Maria: So this opens new possibilities we should be exploring. So it could be OK, perhaps we need to excavate more in Africa to find these type of evidences. It could be also that the behavior, the funerary behavior of populations living in Africa and outside Africa was different and also leaves different archeological traces. Some of them may not be visible, for example, we could think of some type of symbolic behaviors that can not be always archaeologically visible, like singing or dancing, for example. We really look at something that I would say that practices like burials are quite convenient for an archaeologist because the practice itself is protecting the evidence. So in that sense, we are more prone to find it, but not always things live an archaeological trace.
Dan: Maria wrote a story for us in Spanish about her research, but you can also find analysis in English by some of her colleagues. Links to both of those are in the show notes.
Gemma: To end the show this week, we've got some recommended reading on the situation in Israel-Palestine from one of our editors in the UK.
Jonathan Este: Hi, I'm Jonathan Este and I'm the international affairs editor based in Cambridge. As you'd expect, I've spent the past week thinking about what's been going on between the Israelis and the Palestinians. The terrible violence escalated so quickly. But it'd be wrong to think it came out of nowhere.
I asked Carlo Aldrovandi, an assistant professor of peace studies at Trinity College, Dublin, to consider the politics on both sides. Israeli politics has been in turmoil recently with four elections in the past two years and they've all ended in political stalemate. After the most recent poll in March, though, it was beginning to look as if long-time prime minister Benjamin Netanyahu might lose is job. The Palestinian side is no less messy. Elections for the Palestinian authority were postponed by President Mahmoud Abbas last month. He's worried that his Fatah party would lose power to its rival Hamas.
Add to that, the ongoing attempts by Israeli settlers to force Palestinian families from their homes in East Jerusalem where many of them have lived for generations, as well as a violent Israeli crack down on protesters at the Al-Aqsa mosque in Jerusalem, and you've got a potent recipe for the violence that continues to rage.
I also asked John Strawson at the University of East London to look into how Israel's governments have dealt with the Palestinian situation over the decades. He concluded that, apart from the 1993 Oslo Accords to allow Palestinians more autonomy, Israel's commitment to Palestinian statehood has been pretty much nonexistent. And it remains like that to this day. I think we all share a hope for a quick resolution to this terrible violence. That's it from me.
Gemma: Jonathan Este there in Cambridge.
That's it for this week. Thanks to all the academics who who've spoken to us for this episode. And to the Conversation editors Matt Williams, Martin La Monica, Lucia Cabellero, Jonathan Este and Stephen Khan.

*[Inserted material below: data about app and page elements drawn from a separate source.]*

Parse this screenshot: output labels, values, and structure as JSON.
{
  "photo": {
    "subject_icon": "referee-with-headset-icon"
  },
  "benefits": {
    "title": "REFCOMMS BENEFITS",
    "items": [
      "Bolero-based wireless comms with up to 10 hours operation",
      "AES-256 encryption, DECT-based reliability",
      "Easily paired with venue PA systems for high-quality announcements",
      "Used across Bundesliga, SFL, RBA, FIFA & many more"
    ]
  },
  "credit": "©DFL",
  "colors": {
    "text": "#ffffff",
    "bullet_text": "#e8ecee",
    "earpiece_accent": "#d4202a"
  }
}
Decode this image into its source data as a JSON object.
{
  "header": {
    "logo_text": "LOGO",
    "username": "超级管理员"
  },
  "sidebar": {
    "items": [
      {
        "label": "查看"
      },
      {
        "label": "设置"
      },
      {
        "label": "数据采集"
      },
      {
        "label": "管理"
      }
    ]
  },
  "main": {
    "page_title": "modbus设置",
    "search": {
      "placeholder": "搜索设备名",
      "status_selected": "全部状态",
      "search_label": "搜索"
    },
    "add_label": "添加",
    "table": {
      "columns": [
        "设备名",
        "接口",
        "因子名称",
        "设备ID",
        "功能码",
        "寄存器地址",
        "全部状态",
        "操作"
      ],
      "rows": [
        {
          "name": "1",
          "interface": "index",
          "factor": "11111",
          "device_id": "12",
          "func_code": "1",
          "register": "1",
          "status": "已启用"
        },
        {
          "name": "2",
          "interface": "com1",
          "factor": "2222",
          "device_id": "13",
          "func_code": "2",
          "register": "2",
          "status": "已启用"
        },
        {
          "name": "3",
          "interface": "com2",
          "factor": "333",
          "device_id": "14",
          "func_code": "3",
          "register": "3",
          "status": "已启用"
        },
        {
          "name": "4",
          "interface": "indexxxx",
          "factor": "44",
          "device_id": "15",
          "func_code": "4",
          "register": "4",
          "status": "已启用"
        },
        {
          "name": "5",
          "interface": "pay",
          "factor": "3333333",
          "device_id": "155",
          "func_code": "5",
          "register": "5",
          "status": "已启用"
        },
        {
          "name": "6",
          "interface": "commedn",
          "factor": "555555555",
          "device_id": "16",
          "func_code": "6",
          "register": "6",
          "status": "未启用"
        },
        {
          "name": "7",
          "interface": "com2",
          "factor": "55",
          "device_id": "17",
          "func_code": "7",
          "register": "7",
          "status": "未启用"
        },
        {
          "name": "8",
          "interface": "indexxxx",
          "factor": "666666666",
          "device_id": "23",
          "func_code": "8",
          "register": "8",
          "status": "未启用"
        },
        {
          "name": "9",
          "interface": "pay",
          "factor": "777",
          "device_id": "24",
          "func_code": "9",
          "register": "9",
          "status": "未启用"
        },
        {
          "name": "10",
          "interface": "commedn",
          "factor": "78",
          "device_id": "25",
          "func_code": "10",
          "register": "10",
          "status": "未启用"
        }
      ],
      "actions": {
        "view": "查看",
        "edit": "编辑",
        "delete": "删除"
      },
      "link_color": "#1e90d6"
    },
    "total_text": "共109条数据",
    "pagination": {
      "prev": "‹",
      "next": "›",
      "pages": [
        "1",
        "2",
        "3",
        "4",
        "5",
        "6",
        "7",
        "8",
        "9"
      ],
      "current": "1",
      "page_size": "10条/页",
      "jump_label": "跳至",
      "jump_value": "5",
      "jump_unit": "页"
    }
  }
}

Dan: You can find us on Twitter @TC_Audio or on Instagram at theconversationdotcom or email us at firstname.lastname@example.org. And if you want to learn more about any of the things we talked about on the show today, there are links to further reading in the shownotes where you can also sign up to our free daily email.
Gemma: The Conversation Weekly is co-produced by Mend Mariwany and me, Gemma Ware, with sound design by Eloise Stevens. Our theme music is by Neeta Sarl.
Dan: I'm Dan Merino. Thanks so much for listening everyone.
Authors: Daniel Merino - Assistant Editor: Science, Health, Environment; Co-Host: The Conversation Weekly Podcast | Gemma Ware - Editor and Co-Host, The Conversation Weekly Podcast | Caitlin Caspi - Professor of Public Health, University of Connecticut | Craig Gundersen - Professor of Agricultural and Consumer Economics, University of Illinois at Urbana-Champaign | Julian Agyeman - Professor of Urban and Environmental Policy and Planning, Tufts University | Mara Martinn-Torres - Directora del CENIEH, Centro Nacional de Investigacin sobre la Evolucin Humana (CENIEH)